(NCAR sea ice predictions for 2040)
The above image shows NCAR’s 2006 prediction for potential sea ice losses by 2040, but current rates of sea ice loss could result in such conditions within 1-6 years.
Sea ice melt. It’s something we should all be concerned about. That protective cap of ice over the northern polar region provides a number of beneficial services. Its white, reflective layer cools the Earth, reflecting sun into space. As such it is a haven for Earth’s cold air stores. It also rests above a shallow sea filled with sequestered carbon. The cold cap locks these stores in, keeping them out of the Earth’s atmosphere.
Such a large cap of cold ice also has powerful regional influences. Over the past 10,000 years, it has ensured the health of adjacent land tundra which also sequesters massive volumes of carbon locked in organic material. Sea ice and tundra form an insulator that protects Greenland’s massive ice sheets from melt even as they establish a regional climate system that benefits Earth’s life by providing stability in temperatures and weather patterns.
They also form a first line of defense against runaway global warming.
Yet this system — its cold air, its glaciers, its tundra, and its sea ice — is in increasing jeopardy. Sea ice, which is a primary insulator keeping cold air in the Arctic, has declined about 55% by area and 80% by volume since 1979. This loss of ice reduces reflectivity during summer months and enables greater ocean heat uptake, further hastening melt. It also results in warmer seas during winter time, which helps to keep air temperatures much warmer during the coldest season. This one, two punch has the net effect of pushing melt at ever more rapid paces. Now, yearly volume losses are enough, if sustained, to bring the Arctic Ocean to a nearly ice-free state by 2016 plus or minus three years.
For context, take a look at the above NCAR picture again and then take a look at this picture of end summer sea ice in 2012.
(Image source: Cryosphere Today)
Not too different, are they?
Another single year loss equivalent to 2012 would push sea ice to a state comparable to the NCAR prediction for 2040. And such a loss could happen this year, or next year, or the following. Unless current trends reverse (an unlikely event given an increasing CO2 forcing), then NCAR’s 2040 prediction will almost certainly happen before 2020.
We are losing the northern polar sea ice. And we are losing it far more rapidly than previously anticipated. With it, we are losing all the beneficial services sea ice provides. So as the sea ice recedes more sunlight will be absorbed by the Earth’s northern oceans. As this happens, oceans will warm faster, melting tundra. Together, warmer seas and warmer tundra will release more methane into the atmosphere. Over time, this will produce more warming. All the added heat will push Greenland to melt at an increasing rate. The flushes of fresh, cold water from Greenland together with loss of sea ice will play havoc with northern hemisphere weather as cold and hot air build up and battle in places where they hadn’t before. Europe and portions of North America will see especially severe impacts from this whip-sawing climate. But the impacts of ice melt and polar amplification will be global, creating weather that is likely to make a mess of the world’s growing seasons, resulting in potentially severe impacts to the world’s food security. Lastly, a more rapidly melting Greenland will increase the rate of sea level rise.
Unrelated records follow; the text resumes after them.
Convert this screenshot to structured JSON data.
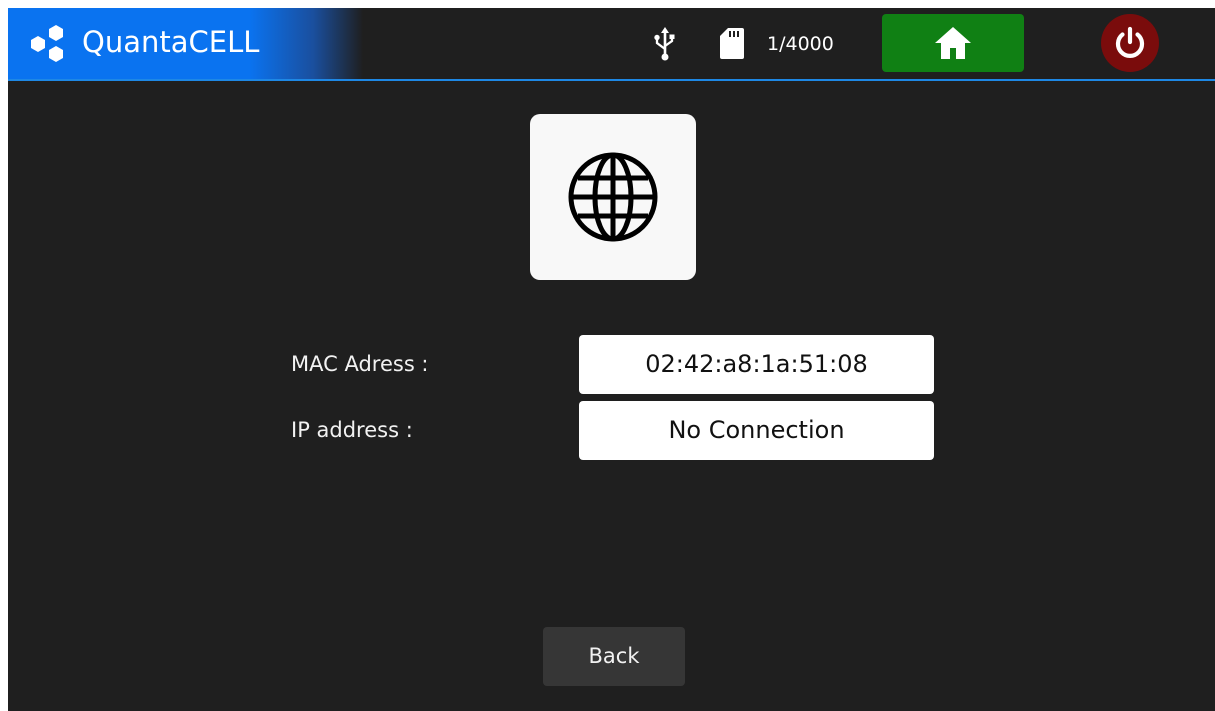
{
  "app": {
    "brand_name": "QuantaCELL"
  },
  "status_bar": {
    "usb_icon": "usb-icon",
    "sd_icon": "sd-card-icon",
    "counter": "1/4000",
    "home_icon": "home-icon",
    "power_icon": "power-icon"
  },
  "colors": {
    "brand_blue": "#0a73f0",
    "accent_line": "#1e88e5",
    "home_green": "#108014",
    "power_red": "#7a0c0c",
    "background": "#1f1f1f"
  },
  "main": {
    "network_icon": "globe-icon",
    "mac": {
      "label": "MAC Adress :",
      "value": "02:42:a8:1a:51:08"
    },
    "ip": {
      "label": "IP address :",
      "value": "No Connection"
    },
    "back_label": "Back"
  }
}
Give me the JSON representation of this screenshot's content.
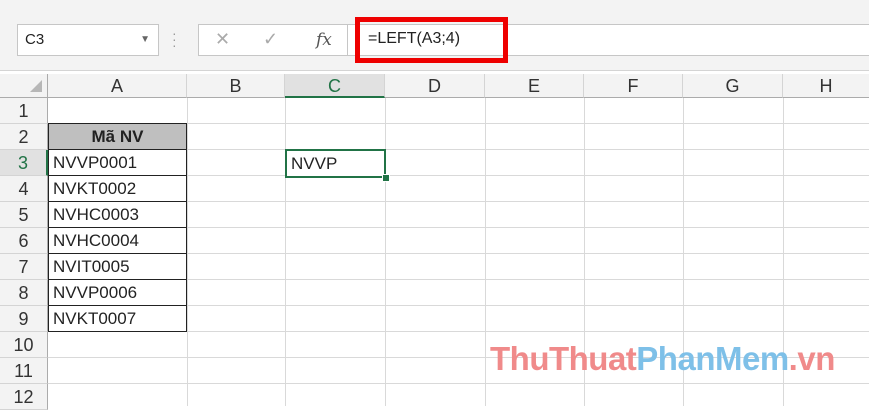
{
  "name_box": {
    "value": "C3"
  },
  "formula_bar": {
    "fx_label": "fx",
    "cancel": "✕",
    "enter": "✓",
    "formula": "=LEFT(A3;4)"
  },
  "columns": [
    "A",
    "B",
    "C",
    "D",
    "E",
    "F",
    "G",
    "H"
  ],
  "selected_column": "C",
  "rows": [
    "1",
    "2",
    "3",
    "4",
    "5",
    "6",
    "7",
    "8",
    "9",
    "10",
    "11",
    "12"
  ],
  "selected_row": "3",
  "table": {
    "header": "Mã NV",
    "values": [
      "NVVP0001",
      "NVKT0002",
      "NVHC0003",
      "NVHC0004",
      "NVIT0005",
      "NVVP0006",
      "NVKT0007"
    ]
  },
  "active_cell": {
    "ref": "C3",
    "value": "NVVP"
  },
  "watermark": {
    "part1": "ThuThuat",
    "part2": "PhanMem",
    "part3": ".vn",
    "colors": {
      "part1": "#f08a8a",
      "part2": "#7ec0e8",
      "part3": "#f08a8a"
    }
  },
  "colors": {
    "accent": "#217346",
    "highlight": "#e00000",
    "header_fill": "#bfbfbf"
  },
  "icons": [
    "dropdown-arrow-icon",
    "cancel-icon",
    "enter-icon",
    "fx-icon",
    "select-all-icon"
  ]
}
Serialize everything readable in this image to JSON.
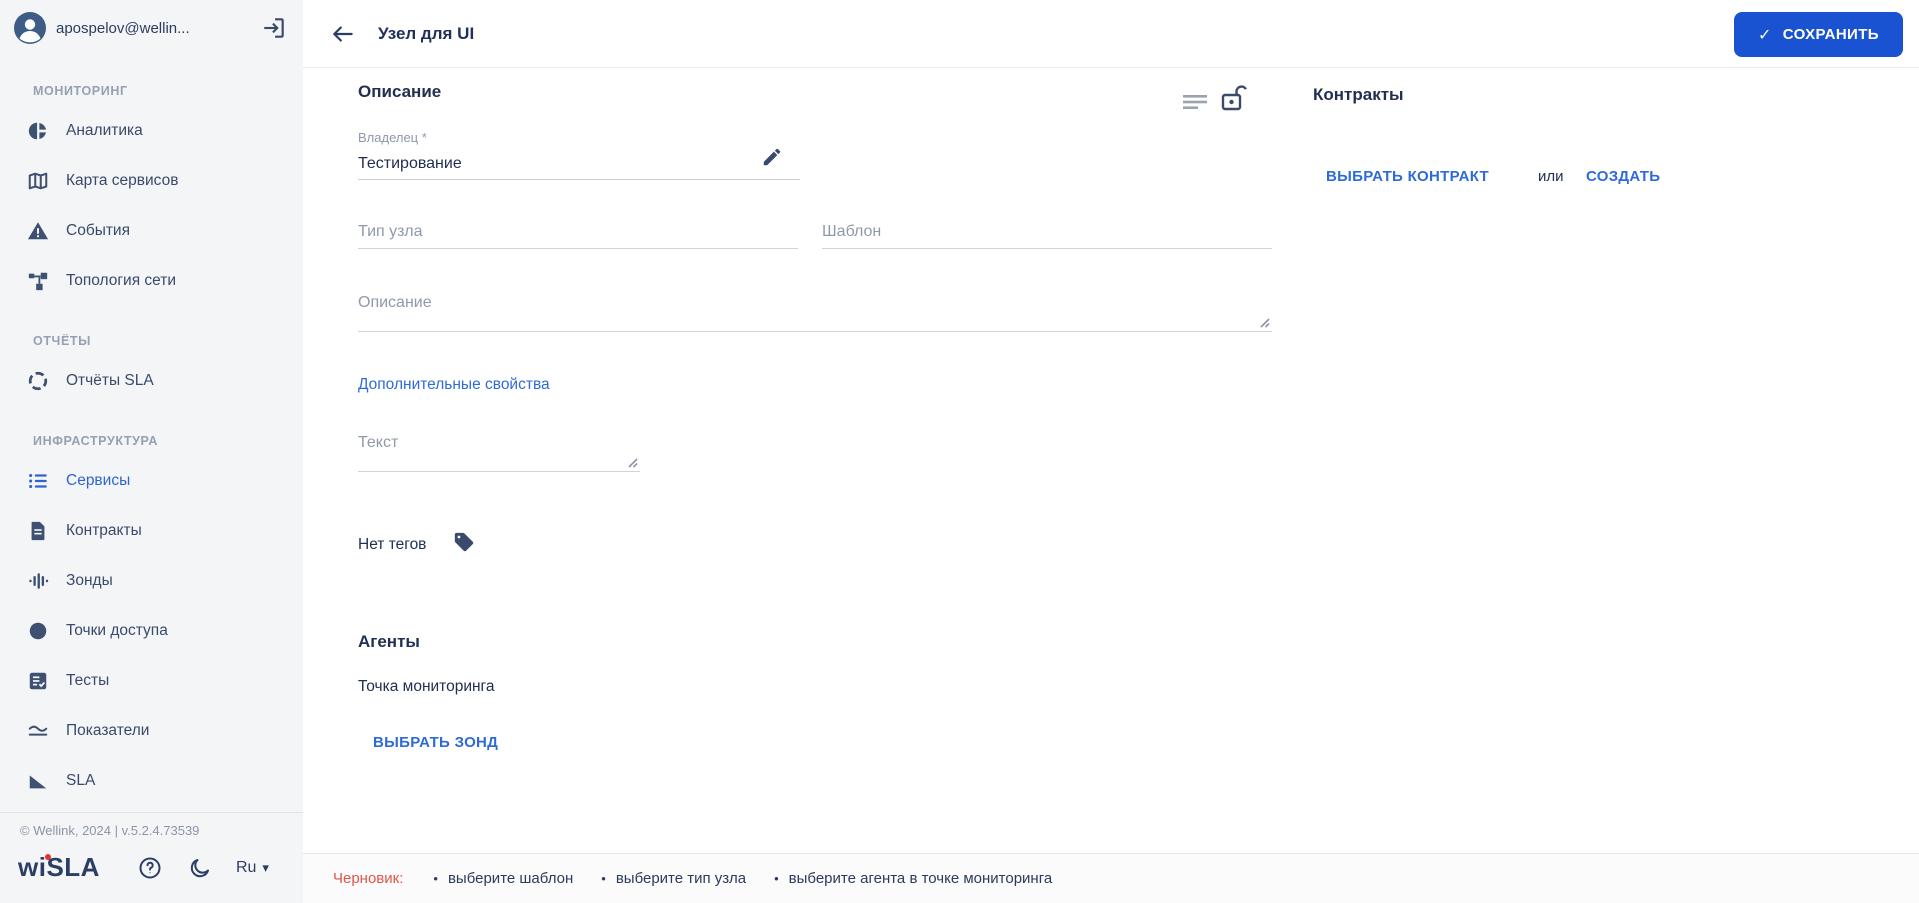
{
  "colors": {
    "accent_blue": "#1a53d1",
    "link_blue": "#2f6bd8",
    "status_red": "#e25549",
    "sidebar_active_blue": "#2e64cf",
    "logo_navy": "#2d3e66"
  },
  "icons": {
    "check": "✓",
    "caret_down": "▾",
    "bullet": "•"
  },
  "sidebar": {
    "user_email": "apospelov@wellin...",
    "sections": [
      {
        "label": "МОНИТОРИНГ",
        "items": [
          {
            "label": "Аналитика",
            "icon": "analytics-icon"
          },
          {
            "label": "Карта сервисов",
            "icon": "map-icon"
          },
          {
            "label": "События",
            "icon": "warning-icon"
          },
          {
            "label": "Топология сети",
            "icon": "topology-icon"
          }
        ]
      },
      {
        "label": "ОТЧЁТЫ",
        "items": [
          {
            "label": "Отчёты SLA",
            "icon": "sla-reports-icon"
          }
        ]
      },
      {
        "label": "ИНФРАСТРУКТУРА",
        "items": [
          {
            "label": "Сервисы",
            "icon": "services-icon",
            "active": true
          },
          {
            "label": "Контракты",
            "icon": "contracts-icon"
          },
          {
            "label": "Зонды",
            "icon": "probes-icon"
          },
          {
            "label": "Точки доступа",
            "icon": "access-points-icon"
          },
          {
            "label": "Тесты",
            "icon": "tests-icon"
          },
          {
            "label": "Показатели",
            "icon": "metrics-icon"
          },
          {
            "label": "SLA",
            "icon": "sla-icon"
          }
        ]
      }
    ],
    "copyright": "© Wellink, 2024 | v.5.2.4.73539",
    "logo_text": "wiSLA",
    "language": "Ru"
  },
  "header": {
    "title": "Узел для UI",
    "save_button": "СОХРАНИТЬ"
  },
  "form": {
    "section_title": "Описание",
    "owner": {
      "label": "Владелец *",
      "value": "Тестирование"
    },
    "node_type": {
      "placeholder": "Тип узла"
    },
    "template": {
      "placeholder": "Шаблон"
    },
    "description": {
      "placeholder": "Описание"
    },
    "additional_props_link": "Дополнительные свойства",
    "text_area": {
      "placeholder": "Текст"
    },
    "tags": {
      "empty_label": "Нет тегов"
    }
  },
  "agents": {
    "title": "Агенты",
    "monitoring_point_label": "Точка мониторинга",
    "select_probe_button": "ВЫБРАТЬ ЗОНД"
  },
  "contracts": {
    "title": "Контракты",
    "select_button": "ВЫБРАТЬ КОНТРАКТ",
    "or_label": "или",
    "create_button": "СОЗДАТЬ"
  },
  "statusbar": {
    "status_label": "Черновик:",
    "bullet": "•",
    "hints": [
      "выберите шаблон",
      "выберите тип узла",
      "выберите агента в точке мониторинга"
    ]
  }
}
This is why sea ice isn’t just an image on a map or a number on a chart. This is why loss of sea ice is much, much more than an opportunity to drill in the Arctic. An ‘opportunity’ that will only serve to make a growing problem worse.
If Earth were a space ship, its captains and crew would consider the sea ice one of its key human life support systems. Its health and stability would be a primary contributor to the safety of passengers and crew members. Loss of sea ice, in this case, would mean a loss of a vital life support and climate stability system. After loss of sea ice, life on space ship Earth becomes more difficult and the risk of harm to its passengers grows.
This is why we should all be concerned about the dramatic sea ice losses we are now witnessing. This is why we should view the cynical Arctic profiteering of the oil companies with dread. And this is why we should do our very best to slow and halt the human-caused changes that are robbing us of that vital, protective layer of ice over our northern oceans.